**** Materials provided

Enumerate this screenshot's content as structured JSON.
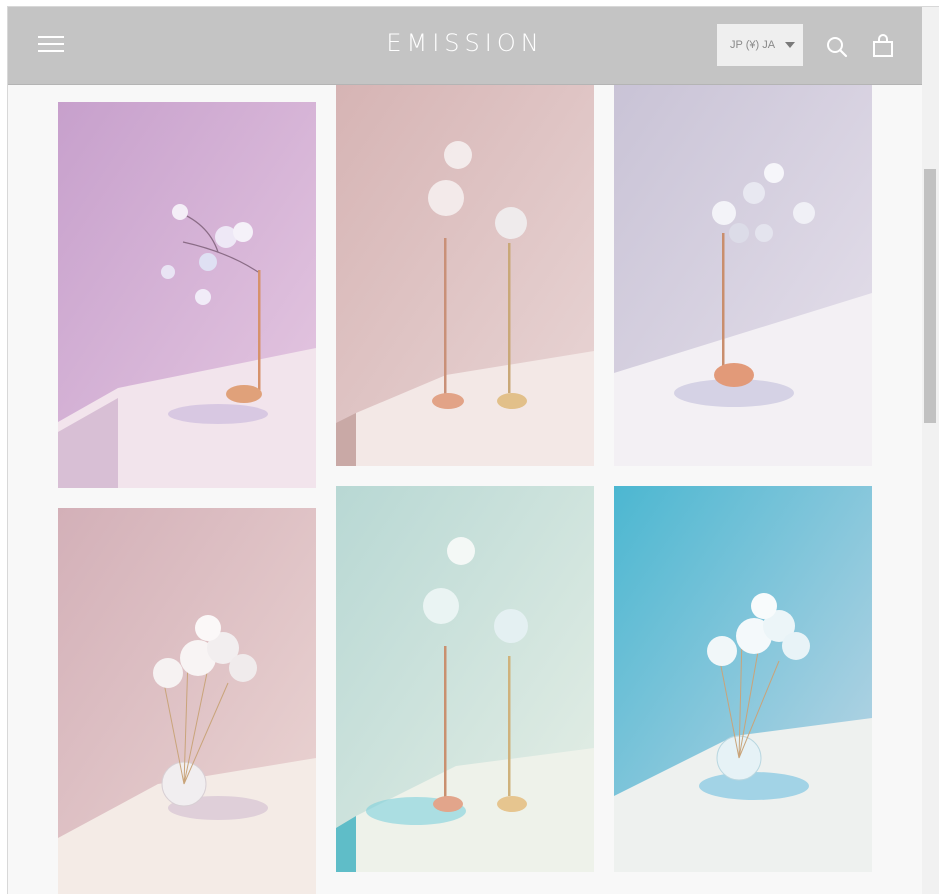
{
  "header": {
    "logo": "EMISSION",
    "locale_label": "JP (¥) JA"
  },
  "icons": {
    "menu": "hamburger-menu-icon",
    "search": "search-icon",
    "cart": "shopping-bag-icon",
    "locale_caret": "caret-down-icon"
  },
  "colors": {
    "header_bg": "#c4c4c4",
    "page_bg": "#f8f8f8",
    "logo": "#ffffff"
  },
  "gallery": {
    "items": [
      {
        "alt": "lilac-branch-flowers-copper-stand"
      },
      {
        "alt": "two-flower-stems-copper-brass-bases"
      },
      {
        "alt": "silver-branch-flowers-copper-base"
      },
      {
        "alt": "clear-bouquet-glass-sphere-pink"
      },
      {
        "alt": "two-flower-stems-mint-background"
      },
      {
        "alt": "clear-bouquet-glass-sphere-blue"
      }
    ]
  }
}
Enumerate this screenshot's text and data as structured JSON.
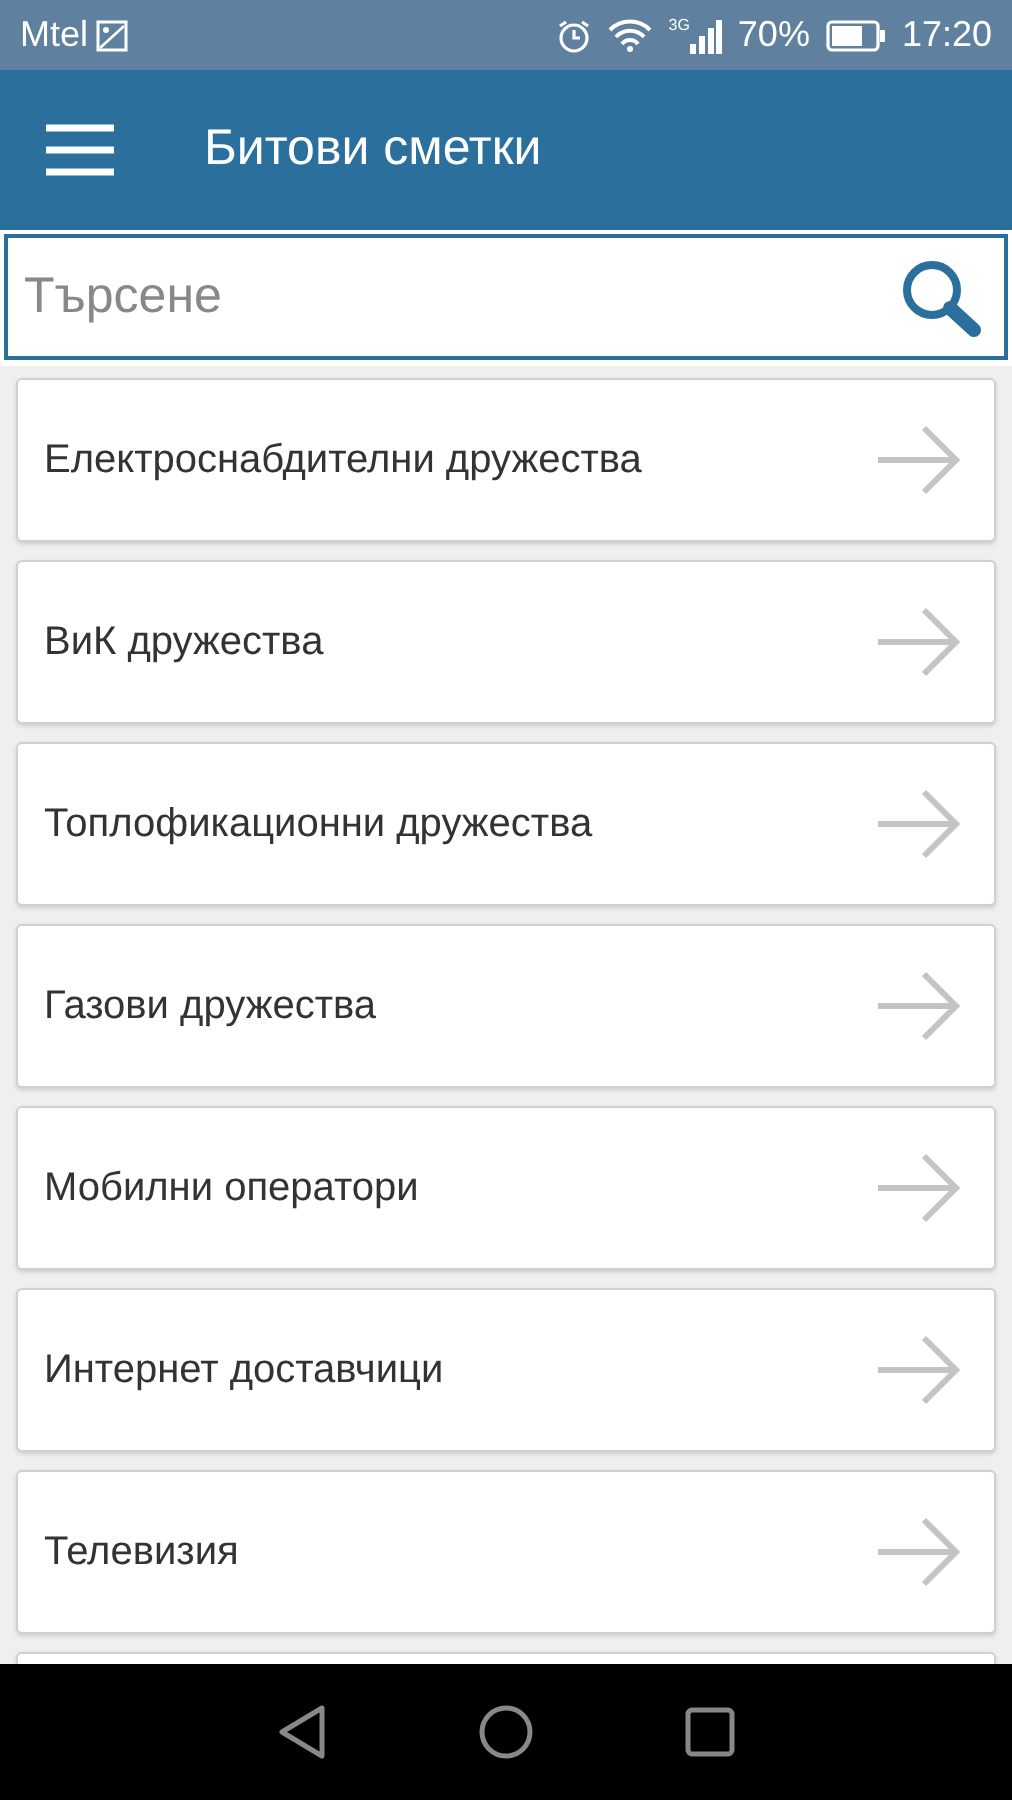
{
  "status_bar": {
    "carrier": "Mtel",
    "network": "3G",
    "battery": "70%",
    "time": "17:20"
  },
  "app_bar": {
    "title": "Битови сметки"
  },
  "search": {
    "placeholder": "Търсене"
  },
  "categories": [
    {
      "label": "Електроснабдителни дружества"
    },
    {
      "label": "ВиК дружества"
    },
    {
      "label": "Топлофикационни дружества"
    },
    {
      "label": "Газови дружества"
    },
    {
      "label": "Мобилни оператори"
    },
    {
      "label": "Интернет доставчици"
    },
    {
      "label": "Телевизия"
    }
  ]
}
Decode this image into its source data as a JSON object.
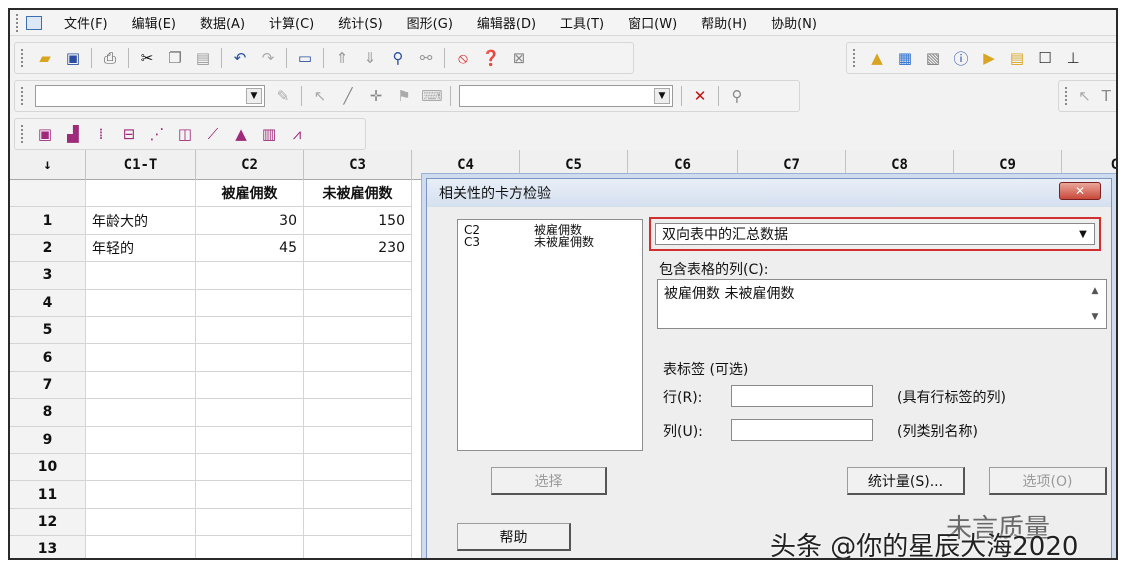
{
  "menubar": {
    "items": [
      "文件(F)",
      "编辑(E)",
      "数据(A)",
      "计算(C)",
      "统计(S)",
      "图形(G)",
      "编辑器(D)",
      "工具(T)",
      "窗口(W)",
      "帮助(H)",
      "协助(N)"
    ]
  },
  "worksheet": {
    "column_headers": [
      "↓",
      "C1-T",
      "C2",
      "C3",
      "C4",
      "C5",
      "C6",
      "C7",
      "C8",
      "C9",
      "C"
    ],
    "column_names": [
      "",
      "被雇佣数",
      "未被雇佣数"
    ],
    "rows": [
      {
        "num": "1",
        "c1": "年龄大的",
        "c2": "30",
        "c3": "150"
      },
      {
        "num": "2",
        "c1": "年轻的",
        "c2": "45",
        "c3": "230"
      },
      {
        "num": "3",
        "c1": "",
        "c2": "",
        "c3": ""
      },
      {
        "num": "4",
        "c1": "",
        "c2": "",
        "c3": ""
      },
      {
        "num": "5",
        "c1": "",
        "c2": "",
        "c3": ""
      },
      {
        "num": "6",
        "c1": "",
        "c2": "",
        "c3": ""
      },
      {
        "num": "7",
        "c1": "",
        "c2": "",
        "c3": ""
      },
      {
        "num": "8",
        "c1": "",
        "c2": "",
        "c3": ""
      },
      {
        "num": "9",
        "c1": "",
        "c2": "",
        "c3": ""
      },
      {
        "num": "10",
        "c1": "",
        "c2": "",
        "c3": ""
      },
      {
        "num": "11",
        "c1": "",
        "c2": "",
        "c3": ""
      },
      {
        "num": "12",
        "c1": "",
        "c2": "",
        "c3": ""
      },
      {
        "num": "13",
        "c1": "",
        "c2": "",
        "c3": ""
      }
    ]
  },
  "dialog": {
    "title": "相关性的卡方检验",
    "close_label": "✕",
    "variables": [
      {
        "code": "C2",
        "name": "被雇佣数"
      },
      {
        "code": "C3",
        "name": "未被雇佣数"
      }
    ],
    "mode_value": "双向表中的汇总数据",
    "columns_label": "包含表格的列(C):",
    "columns_value": "被雇佣数 未被雇佣数",
    "labels_section": "表标签 (可选)",
    "row_label": "行(R):",
    "row_hint": "(具有行标签的列)",
    "col_label": "列(U):",
    "col_hint": "(列类别名称)",
    "select_button": "选择",
    "stats_button": "统计量(S)...",
    "options_button": "选项(O)",
    "help_button": "帮助"
  },
  "watermark": {
    "text": "头条 @你的星辰大海2020",
    "logo_text": "未言质量"
  },
  "colors": {
    "highlight_border": "#d23030",
    "title_gradient": "#d5e0ef",
    "close_button": "#c8493a"
  }
}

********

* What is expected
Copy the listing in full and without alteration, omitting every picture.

* Finished task
Enumerate this screenshot's content as structured JSON.
{
  "header": {
    "logo": "EMISSION",
    "locale_label": "JP (¥) JA"
  },
  "icons": {
    "menu": "hamburger-menu-icon",
    "search": "search-icon",
    "cart": "shopping-bag-icon",
    "locale_caret": "caret-down-icon"
  },
  "colors": {
    "header_bg": "#c4c4c4",
    "page_bg": "#f8f8f8",
    "logo": "#ffffff"
  },
  "gallery": {
    "items": [
      {
        "alt": "lilac-branch-flowers-copper-stand"
      },
      {
        "alt": "two-flower-stems-copper-brass-bases"
      },
      {
        "alt": "silver-branch-flowers-copper-base"
      },
      {
        "alt": "clear-bouquet-glass-sphere-pink"
      },
      {
        "alt": "two-flower-stems-mint-background"
      },
      {
        "alt": "clear-bouquet-glass-sphere-blue"
      }
    ]
  }
}
Enumerate this screenshot's text and data as structured JSON.
{
  "status_bar": {
    "carrier": "Mtel",
    "network": "3G",
    "battery": "70%",
    "time": "17:20"
  },
  "app_bar": {
    "title": "Битови сметки"
  },
  "search": {
    "placeholder": "Търсене"
  },
  "categories": [
    {
      "label": "Електроснабдителни дружества"
    },
    {
      "label": "ВиК дружества"
    },
    {
      "label": "Топлофикационни дружества"
    },
    {
      "label": "Газови дружества"
    },
    {
      "label": "Мобилни оператори"
    },
    {
      "label": "Интернет доставчици"
    },
    {
      "label": "Телевизия"
    }
  ]
}
Decode this image into its source data as a JSON object.
{
  "menubar": {
    "items": [
      "文件(F)",
      "编辑(E)",
      "数据(A)",
      "计算(C)",
      "统计(S)",
      "图形(G)",
      "编辑器(D)",
      "工具(T)",
      "窗口(W)",
      "帮助(H)",
      "协助(N)"
    ]
  },
  "worksheet": {
    "column_headers": [
      "↓",
      "C1-T",
      "C2",
      "C3",
      "C4",
      "C5",
      "C6",
      "C7",
      "C8",
      "C9",
      "C"
    ],
    "column_names": [
      "",
      "被雇佣数",
      "未被雇佣数"
    ],
    "rows": [
      {
        "num": "1",
        "c1": "年龄大的",
        "c2": "30",
        "c3": "150"
      },
      {
        "num": "2",
        "c1": "年轻的",
        "c2": "45",
        "c3": "230"
      },
      {
        "num": "3",
        "c1": "",
        "c2": "",
        "c3": ""
      },
      {
        "num": "4",
        "c1": "",
        "c2": "",
        "c3": ""
      },
      {
        "num": "5",
        "c1": "",
        "c2": "",
        "c3": ""
      },
      {
        "num": "6",
        "c1": "",
        "c2": "",
        "c3": ""
      },
      {
        "num": "7",
        "c1": "",
        "c2": "",
        "c3": ""
      },
      {
        "num": "8",
        "c1": "",
        "c2": "",
        "c3": ""
      },
      {
        "num": "9",
        "c1": "",
        "c2": "",
        "c3": ""
      },
      {
        "num": "10",
        "c1": "",
        "c2": "",
        "c3": ""
      },
      {
        "num": "11",
        "c1": "",
        "c2": "",
        "c3": ""
      },
      {
        "num": "12",
        "c1": "",
        "c2": "",
        "c3": ""
      },
      {
        "num": "13",
        "c1": "",
        "c2": "",
        "c3": ""
      }
    ]
  },
  "dialog": {
    "title": "相关性的卡方检验",
    "close_label": "✕",
    "variables": [
      {
        "code": "C2",
        "name": "被雇佣数"
      },
      {
        "code": "C3",
        "name": "未被雇佣数"
      }
    ],
    "mode_value": "双向表中的汇总数据",
    "columns_label": "包含表格的列(C):",
    "columns_value": "被雇佣数 未被雇佣数",
    "labels_section": "表标签 (可选)",
    "row_label": "行(R):",
    "row_hint": "(具有行标签的列)",
    "col_label": "列(U):",
    "col_hint": "(列类别名称)",
    "select_button": "选择",
    "stats_button": "统计量(S)...",
    "options_button": "选项(O)",
    "help_button": "帮助"
  },
  "watermark": {
    "text": "头条 @你的星辰大海2020",
    "logo_text": "未言质量"
  },
  "colors": {
    "highlight_border": "#d23030",
    "title_gradient": "#d5e0ef",
    "close_button": "#c8493a"
  }
}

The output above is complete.